The quota put forward by the Government last April - and agreed by the EC
in July - was to emit no more than 736 million tonnes of CO2 over the
next three years. The new proposal is for 756 million tonnes, a rise of
almost 3 per cent.
The EC argues that if the July ceiling is exceeded it can take the UK to
the European Court of Justice in Luxembourg. Barbara Helfferich,
spokeswoman for the EU environment commissioner Stavros Dimas, said that
the Commission " will consider as illegal" any increase on the April
The European Commission believes that if it concedes to the UK's request,
other countries will ask for similar treatment, and the entire trading
scheme could unravel.
In a letter to Liberal Democrat MEPs defending the policy, Denis
MacShane, the Minister for Europe, said that the original plan had
"clearly indicated that the total number of allowances to be allocated
was subject to revision", and added that there was "a balance to be
struck to protect UK competitiveness".
All EU countries have drafted their plans except the Czech Republic,
Italy, Poland and Greece, which are finalising their proposals.
'On climate change Blair is a serial adulterer'
Carbon emissions have gone up in the UK since 1997 and the Government has
admitted it is not on course to meet its promise of reducing carbon
dioxide pollution by 20 per cent below 1990 levels by 2020.
Stephen Tindale, director of Greenpeace UK, said: "The Government's
policy on emissions is completely pathetic. Tony Blair says being Prime
Minister is about having a personal relationship with the British people.
On climate change he is a serial adulterer.

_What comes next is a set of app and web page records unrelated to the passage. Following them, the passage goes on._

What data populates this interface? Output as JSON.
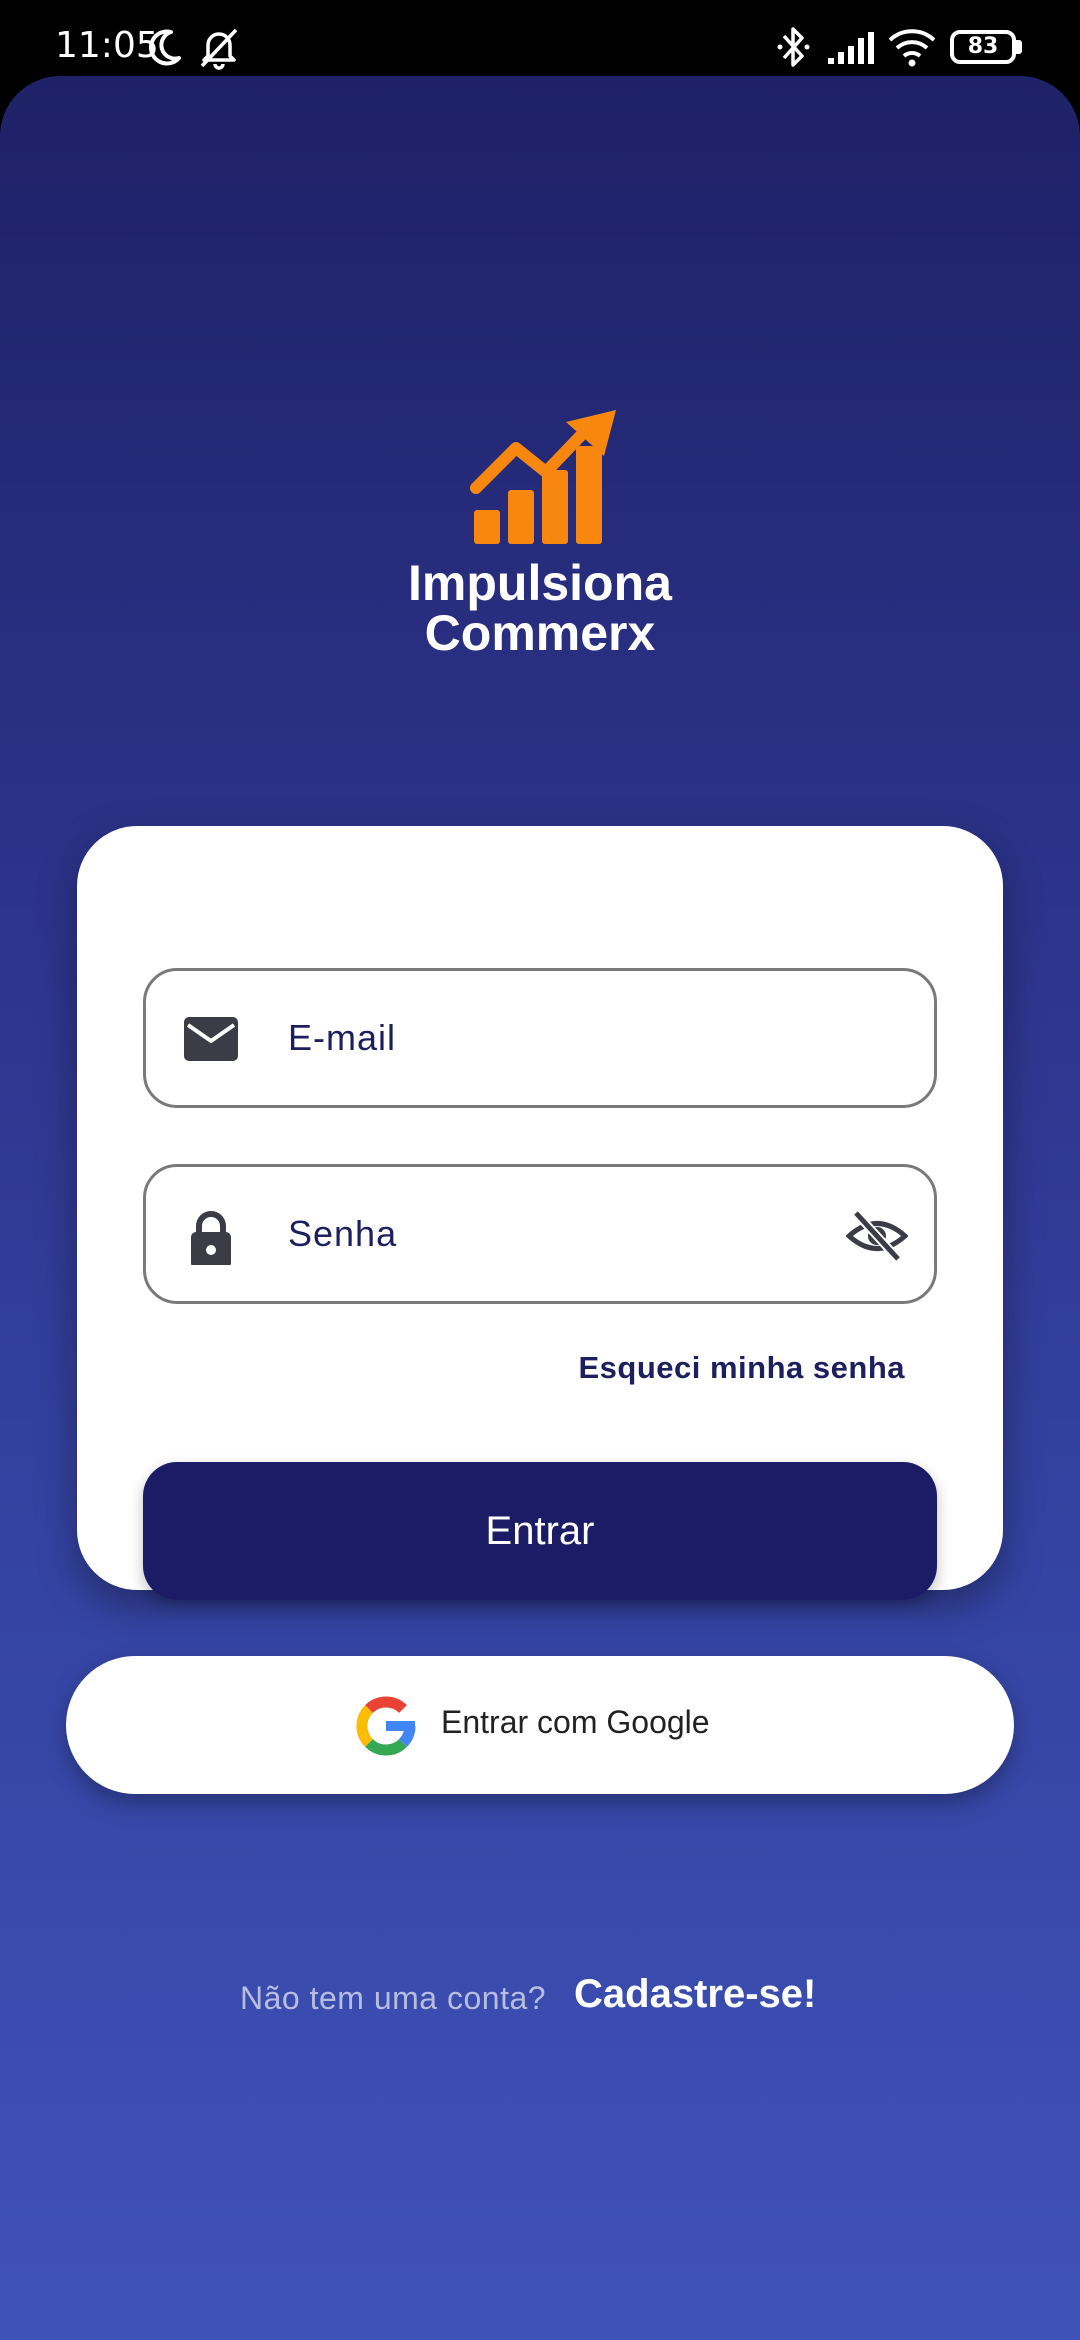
{
  "status_bar": {
    "time": "11:05",
    "battery": "83"
  },
  "logo": {
    "line1": "Impulsiona",
    "line2": "Commerx",
    "accent_color": "#f7870f"
  },
  "login_form": {
    "email_placeholder": "E-mail",
    "password_placeholder": "Senha",
    "forgot_password": "Esqueci minha senha",
    "submit_label": "Entrar"
  },
  "google_login": {
    "label": "Entrar com Google"
  },
  "signup": {
    "prompt": "Não tem uma conta?",
    "link": "Cadastre-se!"
  },
  "colors": {
    "primary_dark": "#1c1c66",
    "background_top": "#1e2166",
    "background_bottom": "#3f52b8"
  },
  "icons": {
    "email": "envelope-icon",
    "password": "lock-icon",
    "visibility": "eye-off-icon",
    "google": "google-icon"
  }
}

The record of the British
Government is worse than the Tories'."
The Green Party's principal speaker, Keith Taylor, said: "It is typical
of the Prime Minister to pay lip service to the real issue of climate
change one week and then completely blow his cover the next, when he ...
selects one of the most environmentally damaging forms of transport - a
helicopter - to travel between his pledge announcements."
The Prime Minister stands accused of promoting policies that will damage
the environment - including resisting tough EU targets on tackling
Yesterday's decision to raise the quota for emissions is the latest
disagreement with Brussels over EU attempts to bring in tougher targets
on global warming. Last month his commitment to climate change was
questioned after Britain tried to block an EU-wide target to cut
greenhouse gas emissions by 60 to 80 per cent.
Mr Blair has, however, indicated that getting George Bush to sign up to
the Kyoto protocol is a key aim of Britain's presidency of the G8.
And a new figure in government may be emerging to take over the drive for
a cleaner future. Next month Gordon Brown will make a major speech on the
need to tackle global warming at a conference of world energy and